Records shown>
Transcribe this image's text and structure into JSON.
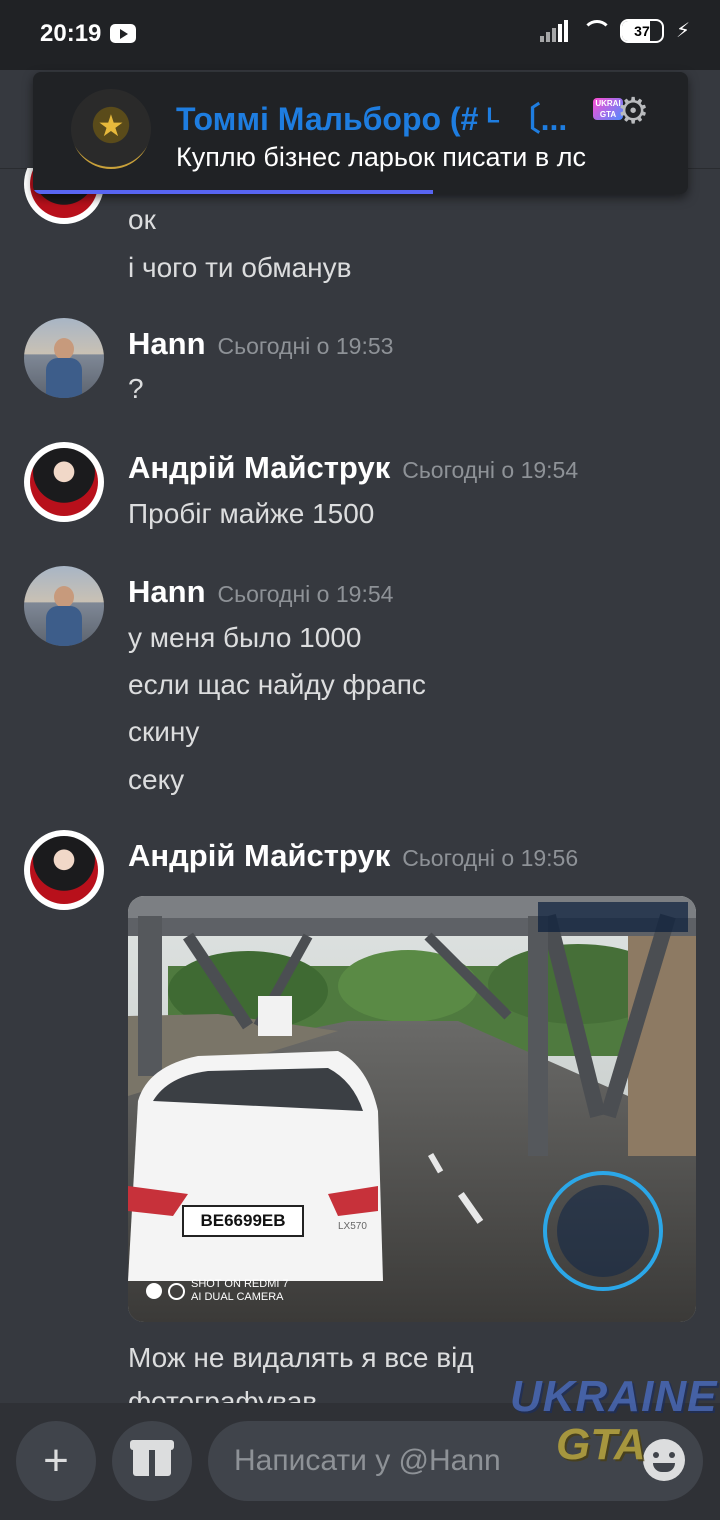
{
  "status_bar": {
    "time": "20:19",
    "battery": "37"
  },
  "notification": {
    "title": "Томмі Мальборо (# ᴸ 〔...",
    "body": "Куплю бізнес ларьок писати в лс"
  },
  "messages": [
    {
      "id": "cont",
      "lines": [
        "ок",
        "і чого ти обманув"
      ]
    },
    {
      "id": "hann-1",
      "author": "Hann",
      "time": "Сьогодні о 19:53",
      "lines": [
        "?"
      ]
    },
    {
      "id": "andrii-1",
      "author": "Андрій Майструк",
      "time": "Сьогодні о 19:54",
      "lines": [
        "Пробіг майже 1500"
      ]
    },
    {
      "id": "hann-2",
      "author": "Hann",
      "time": "Сьогодні о 19:54",
      "lines": [
        "у меня было 1000",
        "если щас найду фрапс",
        "скину",
        "секу"
      ]
    },
    {
      "id": "andrii-2",
      "author": "Андрій Майструк",
      "time": "Сьогодні о 19:56",
      "attachment": {
        "plate": "BE6699EB",
        "caption_line1": "SHOT ON REDMI 7",
        "caption_line2": "AI DUAL CAMERA",
        "model": "LX570"
      },
      "lines": [
        "Мож не видалять я все від",
        "фотографував"
      ]
    }
  ],
  "composer": {
    "placeholder": "Написати у @Hann"
  },
  "watermark": {
    "line1": "UKRAINE",
    "line2": "GTA"
  },
  "icons": [
    "signal-icon",
    "wifi-icon",
    "battery-icon",
    "charging-icon",
    "youtube-icon",
    "gear-icon",
    "plus-icon",
    "gift-icon",
    "emoji-icon"
  ]
}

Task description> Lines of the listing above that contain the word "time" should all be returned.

Output of the task>
    "time": "20:19",
      "time": "Сьогодні о 19:53",
      "time": "Сьогодні о 19:54",
      "time": "Сьогодні о 19:54",
      "time": "Сьогодні о 19:56",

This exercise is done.